SUPPLIED RECORDS =>

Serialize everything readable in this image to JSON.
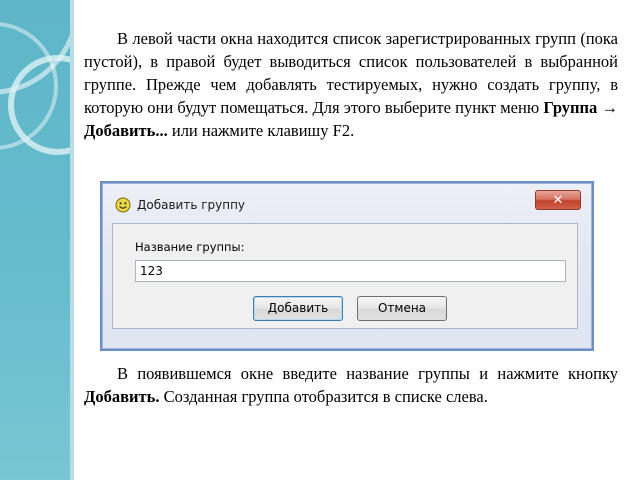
{
  "paragraph1": {
    "text_before": "В левой части окна находится список зарегистрированных групп (пока пустой), в правой будет выводиться список пользователей в выбранной группе. Прежде чем добавлять тестируемых, нужно создать группу, в которую они будут помещаться. Для этого выберите пункт меню ",
    "menu_item": "Группа",
    "arrow": " → ",
    "submenu_item": "Добавить...",
    "text_after": " или нажмите клавишу F2."
  },
  "dialog": {
    "title": "Добавить группу",
    "close_glyph": "✕",
    "field_label": "Название группы:",
    "field_value": "123",
    "ok_label": "Добавить",
    "cancel_label": "Отмена"
  },
  "paragraph2": {
    "text_before": "В появившемся окне введите название группы и нажмите кнопку ",
    "button_name": "Добавить.",
    "text_after": " Созданная группа отобразится в списке слева."
  },
  "colors": {
    "band": "#66bccd",
    "frame_border": "#6d8fc9",
    "close_button": "#c2432c"
  },
  "icons": {
    "app_icon": "smiley-icon"
  }
}
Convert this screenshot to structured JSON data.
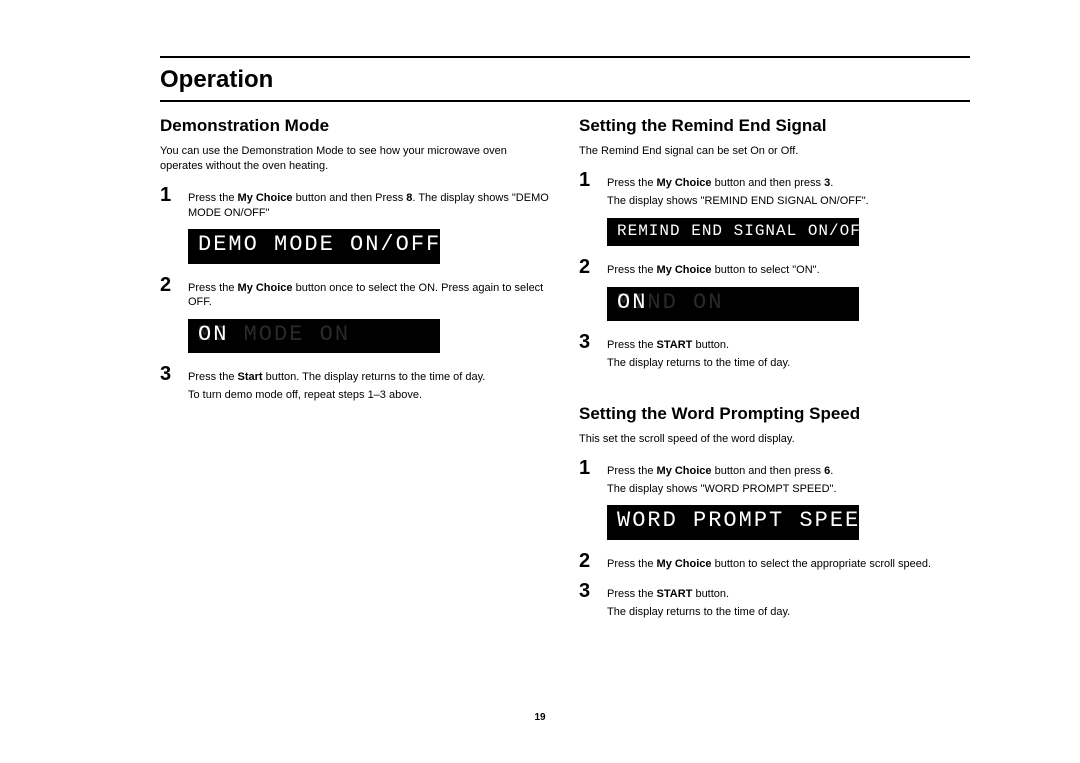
{
  "header": {
    "title": "Operation"
  },
  "left": {
    "title": "Demonstration Mode",
    "intro": "You can use the Demonstration Mode to see how your microwave oven operates without the oven heating.",
    "steps": [
      {
        "num": "1",
        "parts": [
          "Press the ",
          "My Choice",
          " button and then Press ",
          "8",
          ". The display shows \"DEMO MODE ON/OFF\""
        ],
        "display": {
          "size": "large",
          "text": "DEMO MODE ON/OFF"
        }
      },
      {
        "num": "2",
        "parts": [
          "Press the ",
          "My Choice",
          " button once to select the ON. Press again to select OFF."
        ],
        "display": {
          "size": "large",
          "text": "ON",
          "ghost": "  MO MODE ON"
        }
      },
      {
        "num": "3",
        "lines": [
          [
            "Press the ",
            "Start",
            " button. The display returns to the time of day."
          ],
          [
            "To turn demo mode off, repeat steps 1–3 above."
          ]
        ]
      }
    ]
  },
  "right": {
    "sections": [
      {
        "title": "Setting the Remind End Signal",
        "intro": "The Remind End signal can be set On or Off.",
        "steps": [
          {
            "num": "1",
            "lines": [
              [
                "Press the ",
                "My Choice",
                " button and then press ",
                "3",
                "."
              ],
              [
                "The display shows \"REMIND END SIGNAL ON/OFF\"."
              ]
            ],
            "display": {
              "size": "small",
              "text": "REMIND END SIGNAL ON/OFF"
            }
          },
          {
            "num": "2",
            "parts": [
              "Press the ",
              "My Choice",
              " button to select  \"ON\"."
            ],
            "display": {
              "size": "large",
              "text": "ON",
              "ghost": "  MIND ON"
            }
          },
          {
            "num": "3",
            "lines": [
              [
                "Press the ",
                "START",
                " button."
              ],
              [
                "The display returns to the time of day."
              ]
            ]
          }
        ]
      },
      {
        "title": "Setting the Word Prompting Speed",
        "intro": "This set the scroll speed of the word display.",
        "steps": [
          {
            "num": "1",
            "lines": [
              [
                "Press the ",
                "My Choice",
                " button and then press ",
                "6",
                "."
              ],
              [
                "The display shows \"WORD PROMPT SPEED\"."
              ]
            ],
            "display": {
              "size": "large",
              "text": "WORD PROMPT SPEED"
            }
          },
          {
            "num": "2",
            "parts": [
              "Press the ",
              "My Choice",
              " button to select the appropriate scroll speed."
            ]
          },
          {
            "num": "3",
            "lines": [
              [
                "Press the ",
                "START",
                " button."
              ],
              [
                "The display returns to the time of day."
              ]
            ]
          }
        ]
      }
    ]
  },
  "pageNumber": "19"
}
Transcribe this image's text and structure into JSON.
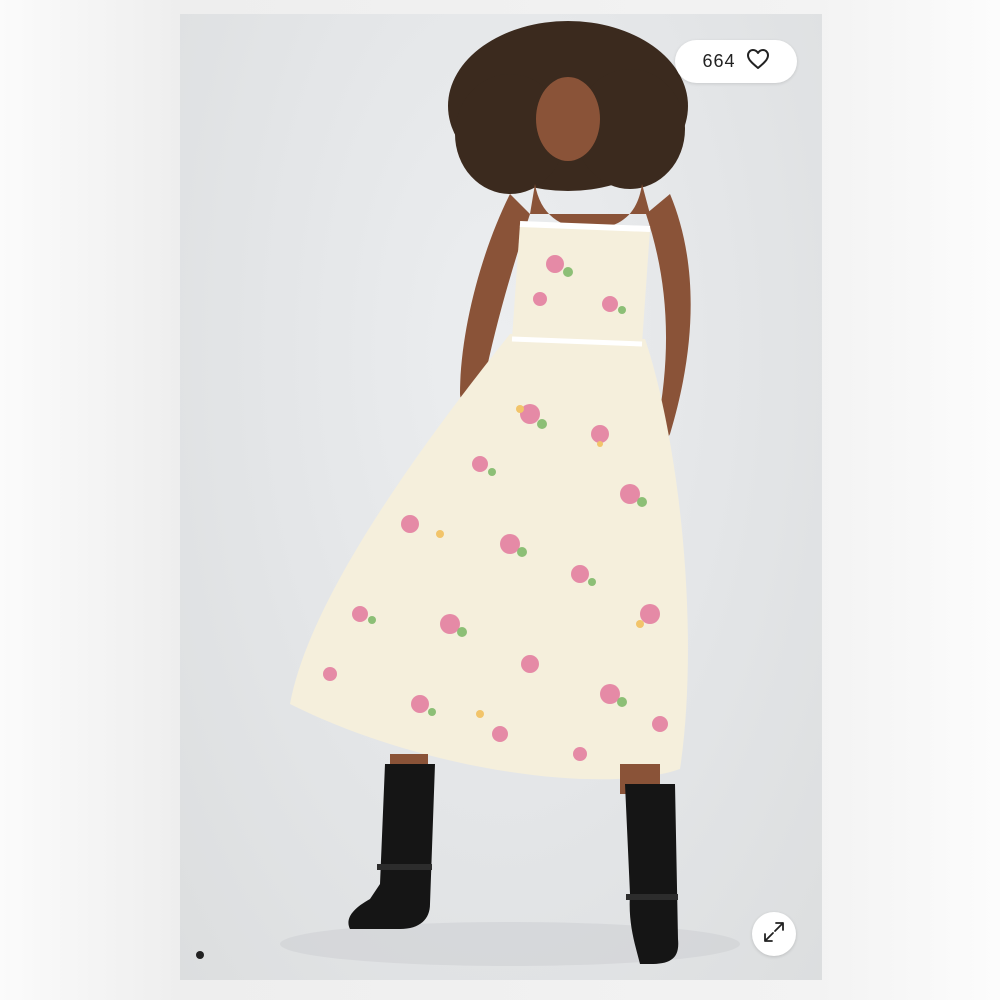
{
  "listing": {
    "like_count": "664",
    "icons": {
      "like": "heart-icon",
      "expand": "expand-arrows-icon"
    },
    "carousel": {
      "current_index": 1
    },
    "colors": {
      "backdrop": "#e4e6e8",
      "dress": "#f5efdc",
      "rose": "#e58aa6",
      "leaf": "#8cbf76",
      "boots": "#151515",
      "skin": "#8a5338",
      "hair": "#3b2a1e"
    }
  }
}
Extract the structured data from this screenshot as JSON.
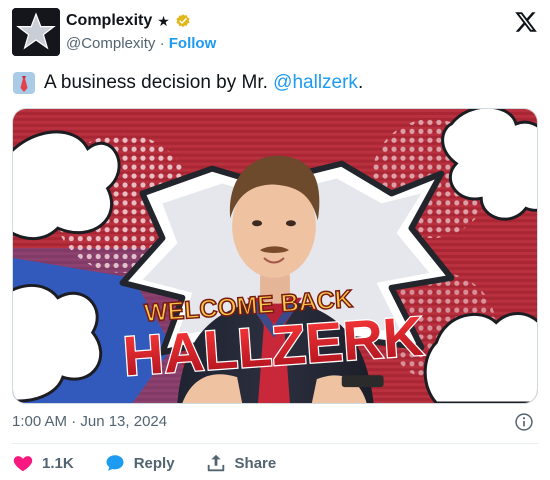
{
  "author": {
    "display_name": "Complexity",
    "star": "★",
    "handle": "@Complexity",
    "separator": "·",
    "follow_label": "Follow",
    "verified_color": "#e2b719"
  },
  "tweet": {
    "emoji": "tie-emoji",
    "text_before": "A business decision by Mr. ",
    "mention": "@hallzerk",
    "text_after": "."
  },
  "media": {
    "line1": "WELCOME BACK",
    "line2": "HALLZERK"
  },
  "meta": {
    "timestamp": "1:00 AM · Jun 13, 2024"
  },
  "actions": {
    "like_count": "1.1K",
    "reply_label": "Reply",
    "share_label": "Share"
  },
  "colors": {
    "accent": "#1d9bf0",
    "like": "#f91880",
    "text_secondary": "#536471"
  }
}
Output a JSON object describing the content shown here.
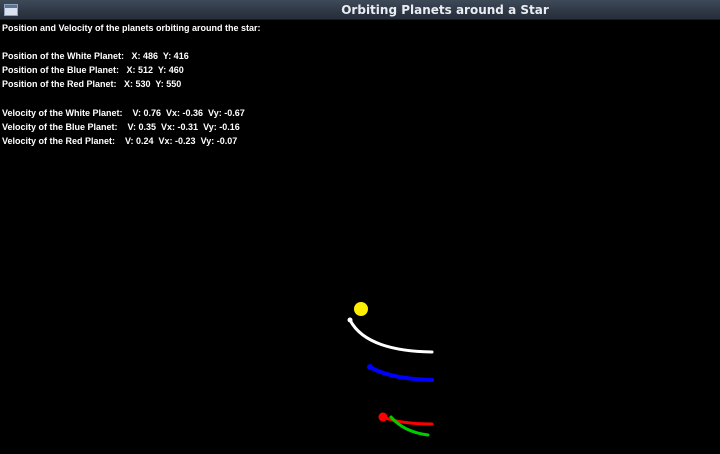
{
  "window": {
    "title": "Orbiting Planets around a Star"
  },
  "info": {
    "heading": "Position and Velocity of the planets orbiting around the star:",
    "positions": [
      "Position of the White Planet:   X: 486  Y: 416",
      "Position of the Blue Planet:   X: 512  Y: 460",
      "Position of the Red Planet:   X: 530  Y: 550"
    ],
    "velocities": [
      "Velocity of the White Planet:    V: 0.76  Vx: -0.36  Vy: -0.67",
      "Velocity of the Blue Planet:    V: 0.35  Vx: -0.31  Vy: -0.16",
      "Velocity of the Red Planet:    V: 0.24  Vx: -0.23  Vy: -0.07"
    ]
  },
  "colors": {
    "star": "#ffee00",
    "white_planet": "#ffffff",
    "blue_planet": "#0000ff",
    "red_planet": "#ff0000",
    "green_trail": "#00cc00"
  },
  "icons": {
    "app": "window-app-icon"
  }
}
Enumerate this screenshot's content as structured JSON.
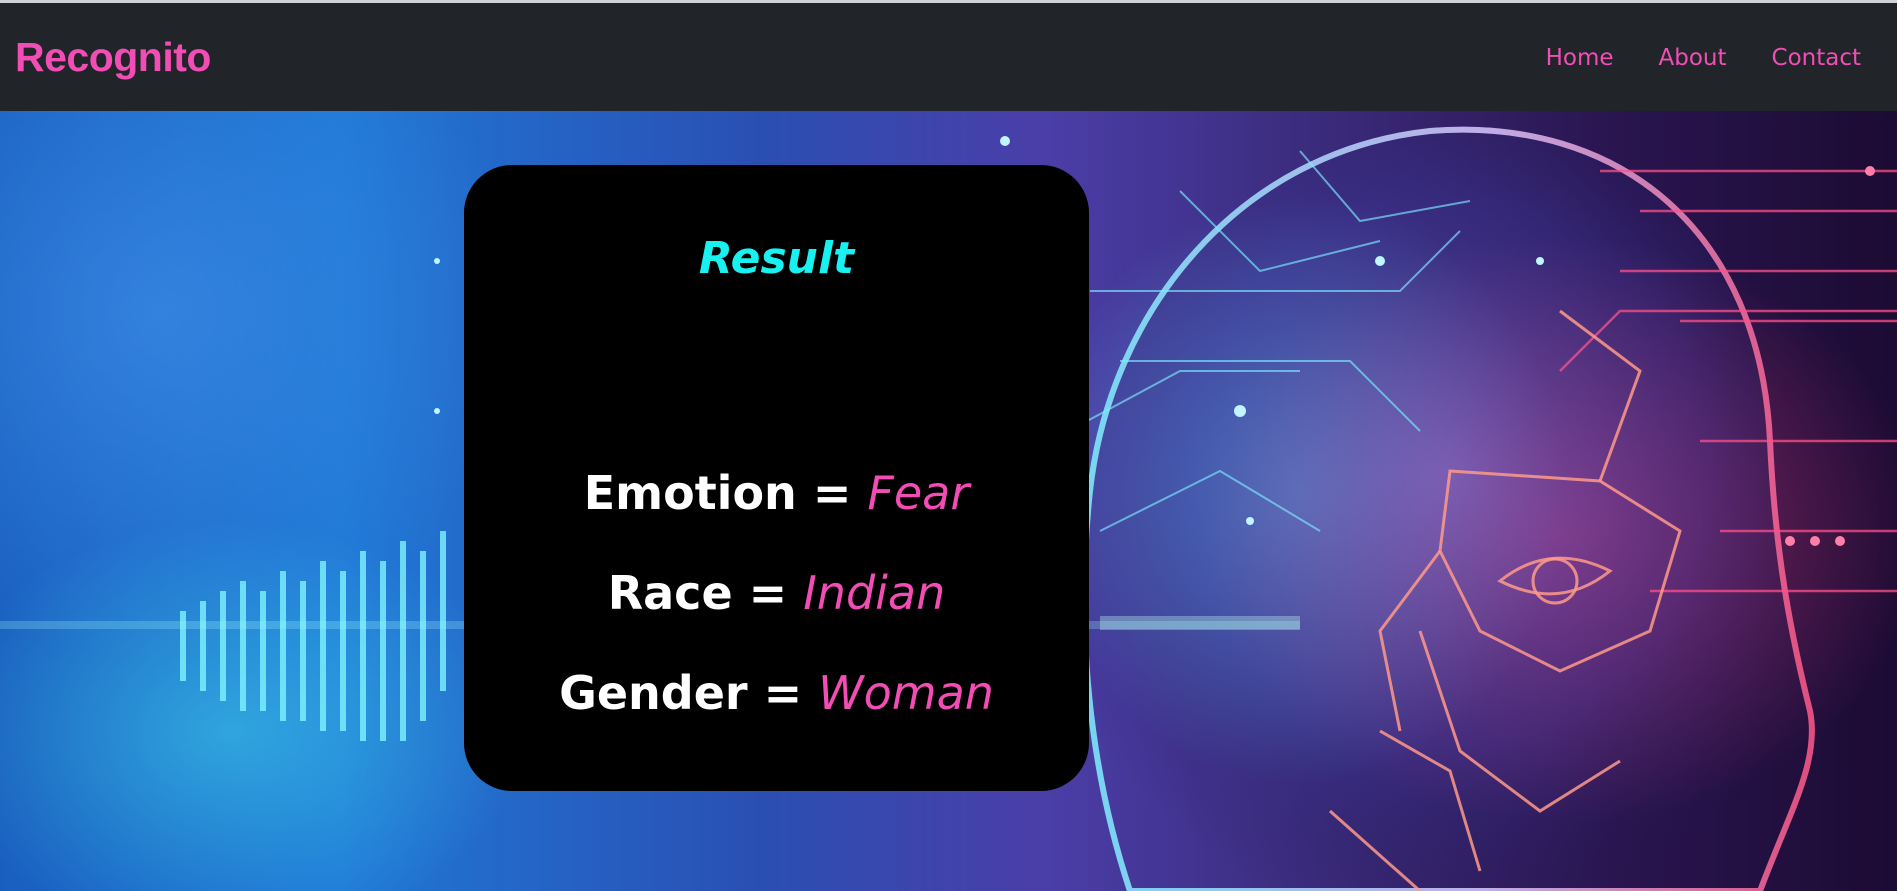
{
  "navbar": {
    "brand": "Recognito",
    "links": [
      {
        "label": "Home"
      },
      {
        "label": "About"
      },
      {
        "label": "Contact"
      }
    ]
  },
  "result": {
    "title": "Result",
    "rows": [
      {
        "label": "Emotion",
        "equals": "=",
        "value": "Fear"
      },
      {
        "label": "Race",
        "equals": "=",
        "value": "Indian"
      },
      {
        "label": "Gender",
        "equals": "=",
        "value": "Woman"
      }
    ]
  },
  "colors": {
    "accent_pink": "#f14db4",
    "accent_cyan": "#19f0f0",
    "navbar_bg": "#212529",
    "card_bg": "#000000"
  },
  "icons": {
    "hero_background": "ai-face-network-illustration"
  }
}
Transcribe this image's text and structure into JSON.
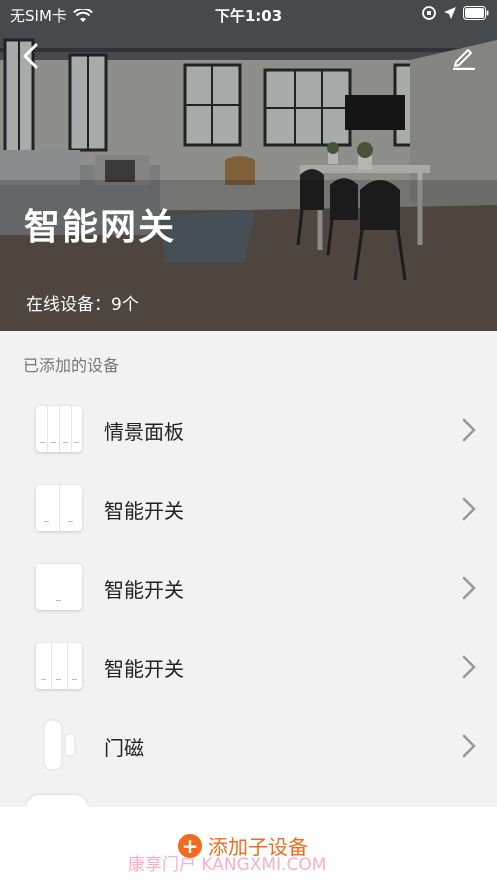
{
  "status_bar": {
    "carrier": "无SIM卡",
    "time": "下午1:03"
  },
  "header": {
    "title": "智能网关",
    "online_devices": "在线设备：9个"
  },
  "section": {
    "label": "已添加的设备"
  },
  "devices": [
    {
      "name": "情景面板",
      "icon": "scene-panel-icon"
    },
    {
      "name": "智能开关",
      "icon": "double-switch-icon"
    },
    {
      "name": "智能开关",
      "icon": "single-switch-icon"
    },
    {
      "name": "智能开关",
      "icon": "triple-switch-icon"
    },
    {
      "name": "门磁",
      "icon": "door-sensor-icon"
    }
  ],
  "footer": {
    "add_button": "添加子设备",
    "watermark": "康享门户 KANGXMI.COM"
  },
  "colors": {
    "accent": "#f26a1b",
    "background": "#f2f2f2"
  }
}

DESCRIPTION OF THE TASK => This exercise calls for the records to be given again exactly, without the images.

EXERCISE SOLUTION =>
Serialize everything readable in this image to JSON.
{
  "paragraph1": {
    "text_before": "В левой части окна находится список зарегистрированных групп (пока пустой), в правой будет выводиться список пользователей в выбранной группе. Прежде чем добавлять тестируемых, нужно создать группу, в которую они будут помещаться. Для этого выберите пункт меню ",
    "menu_item": "Группа",
    "arrow": " → ",
    "submenu_item": "Добавить...",
    "text_after": " или нажмите клавишу F2."
  },
  "dialog": {
    "title": "Добавить группу",
    "close_glyph": "✕",
    "field_label": "Название группы:",
    "field_value": "123",
    "ok_label": "Добавить",
    "cancel_label": "Отмена"
  },
  "paragraph2": {
    "text_before": "В появившемся окне введите название группы и нажмите кнопку ",
    "button_name": "Добавить.",
    "text_after": " Созданная группа отобразится в списке слева."
  },
  "colors": {
    "band": "#66bccd",
    "frame_border": "#6d8fc9",
    "close_button": "#c2432c"
  },
  "icons": {
    "app_icon": "smiley-icon"
  }
}
Convert this screenshot to structured JSON data.
{
  "header": {
    "title": "Operation"
  },
  "left": {
    "title": "Demonstration Mode",
    "intro": "You can use the Demonstration Mode to see how your microwave oven operates without the oven heating.",
    "steps": [
      {
        "num": "1",
        "parts": [
          "Press the ",
          "My Choice",
          " button and then Press ",
          "8",
          ". The display shows \"DEMO MODE ON/OFF\""
        ],
        "display": {
          "size": "large",
          "text": "DEMO MODE ON/OFF"
        }
      },
      {
        "num": "2",
        "parts": [
          "Press the ",
          "My Choice",
          " button once to select the ON. Press again to select OFF."
        ],
        "display": {
          "size": "large",
          "text": "ON",
          "ghost": "  MO MODE ON"
        }
      },
      {
        "num": "3",
        "lines": [
          [
            "Press the ",
            "Start",
            " button. The display returns to the time of day."
          ],
          [
            "To turn demo mode off, repeat steps 1–3 above."
          ]
        ]
      }
    ]
  },
  "right": {
    "sections": [
      {
        "title": "Setting the Remind End Signal",
        "intro": "The Remind End signal can be set On or Off.",
        "steps": [
          {
            "num": "1",
            "lines": [
              [
                "Press the ",
                "My Choice",
                " button and then press ",
                "3",
                "."
              ],
              [
                "The display shows \"REMIND END SIGNAL ON/OFF\"."
              ]
            ],
            "display": {
              "size": "small",
              "text": "REMIND END SIGNAL ON/OFF"
            }
          },
          {
            "num": "2",
            "parts": [
              "Press the ",
              "My Choice",
              " button to select  \"ON\"."
            ],
            "display": {
              "size": "large",
              "text": "ON",
              "ghost": "  MIND ON"
            }
          },
          {
            "num": "3",
            "lines": [
              [
                "Press the ",
                "START",
                " button."
              ],
              [
                "The display returns to the time of day."
              ]
            ]
          }
        ]
      },
      {
        "title": "Setting the Word Prompting Speed",
        "intro": "This set the scroll speed of the word display.",
        "steps": [
          {
            "num": "1",
            "lines": [
              [
                "Press the ",
                "My Choice",
                " button and then press ",
                "6",
                "."
              ],
              [
                "The display shows \"WORD PROMPT SPEED\"."
              ]
            ],
            "display": {
              "size": "large",
              "text": "WORD PROMPT SPEED"
            }
          },
          {
            "num": "2",
            "parts": [
              "Press the ",
              "My Choice",
              " button to select the appropriate scroll speed."
            ]
          },
          {
            "num": "3",
            "lines": [
              [
                "Press the ",
                "START",
                " button."
              ],
              [
                "The display returns to the time of day."
              ]
            ]
          }
        ]
      }
    ]
  },
  "pageNumber": "19"
}
Transcribe this image's text and structure into JSON.
{
  "listing": {
    "like_count": "664",
    "icons": {
      "like": "heart-icon",
      "expand": "expand-arrows-icon"
    },
    "carousel": {
      "current_index": 1
    },
    "colors": {
      "backdrop": "#e4e6e8",
      "dress": "#f5efdc",
      "rose": "#e58aa6",
      "leaf": "#8cbf76",
      "boots": "#151515",
      "skin": "#8a5338",
      "hair": "#3b2a1e"
    }
  }
}
Extract the structured data from this screenshot as JSON.
{
  "author": {
    "display_name": "Complexity",
    "star": "★",
    "handle": "@Complexity",
    "separator": "·",
    "follow_label": "Follow",
    "verified_color": "#e2b719"
  },
  "tweet": {
    "emoji": "tie-emoji",
    "text_before": "A business decision by Mr. ",
    "mention": "@hallzerk",
    "text_after": "."
  },
  "media": {
    "line1": "WELCOME BACK",
    "line2": "HALLZERK"
  },
  "meta": {
    "timestamp": "1:00 AM · Jun 13, 2024"
  },
  "actions": {
    "like_count": "1.1K",
    "reply_label": "Reply",
    "share_label": "Share"
  },
  "colors": {
    "accent": "#1d9bf0",
    "like": "#f91880",
    "text_secondary": "#536471"
  }
}
Output a JSON object describing the content shown here.
{
  "window": {
    "title": "Orbiting Planets around a Star"
  },
  "info": {
    "heading": "Position and Velocity of the planets orbiting around the star:",
    "positions": [
      "Position of the White Planet:   X: 486  Y: 416",
      "Position of the Blue Planet:   X: 512  Y: 460",
      "Position of the Red Planet:   X: 530  Y: 550"
    ],
    "velocities": [
      "Velocity of the White Planet:    V: 0.76  Vx: -0.36  Vy: -0.67",
      "Velocity of the Blue Planet:    V: 0.35  Vx: -0.31  Vy: -0.16",
      "Velocity of the Red Planet:    V: 0.24  Vx: -0.23  Vy: -0.07"
    ]
  },
  "colors": {
    "star": "#ffee00",
    "white_planet": "#ffffff",
    "blue_planet": "#0000ff",
    "red_planet": "#ff0000",
    "green_trail": "#00cc00"
  },
  "icons": {
    "app": "window-app-icon"
  }
}
Enumerate this screenshot's content as structured JSON.
{
  "navbar": {
    "brand": "Recognito",
    "links": [
      {
        "label": "Home"
      },
      {
        "label": "About"
      },
      {
        "label": "Contact"
      }
    ]
  },
  "result": {
    "title": "Result",
    "rows": [
      {
        "label": "Emotion",
        "equals": "=",
        "value": "Fear"
      },
      {
        "label": "Race",
        "equals": "=",
        "value": "Indian"
      },
      {
        "label": "Gender",
        "equals": "=",
        "value": "Woman"
      }
    ]
  },
  "colors": {
    "accent_pink": "#f14db4",
    "accent_cyan": "#19f0f0",
    "navbar_bg": "#212529",
    "card_bg": "#000000"
  },
  "icons": {
    "hero_background": "ai-face-network-illustration"
  }
}
Transcribe this image's text and structure into JSON.
{
  "status_bar": {
    "carrier": "无SIM卡",
    "time": "下午1:03"
  },
  "header": {
    "title": "智能网关",
    "online_devices": "在线设备：9个"
  },
  "section": {
    "label": "已添加的设备"
  },
  "devices": [
    {
      "name": "情景面板",
      "icon": "scene-panel-icon"
    },
    {
      "name": "智能开关",
      "icon": "double-switch-icon"
    },
    {
      "name": "智能开关",
      "icon": "single-switch-icon"
    },
    {
      "name": "智能开关",
      "icon": "triple-switch-icon"
    },
    {
      "name": "门磁",
      "icon": "door-sensor-icon"
    }
  ],
  "footer": {
    "add_button": "添加子设备",
    "watermark": "康享门户 KANGXMI.COM"
  },
  "colors": {
    "accent": "#f26a1b",
    "background": "#f2f2f2"
  }
}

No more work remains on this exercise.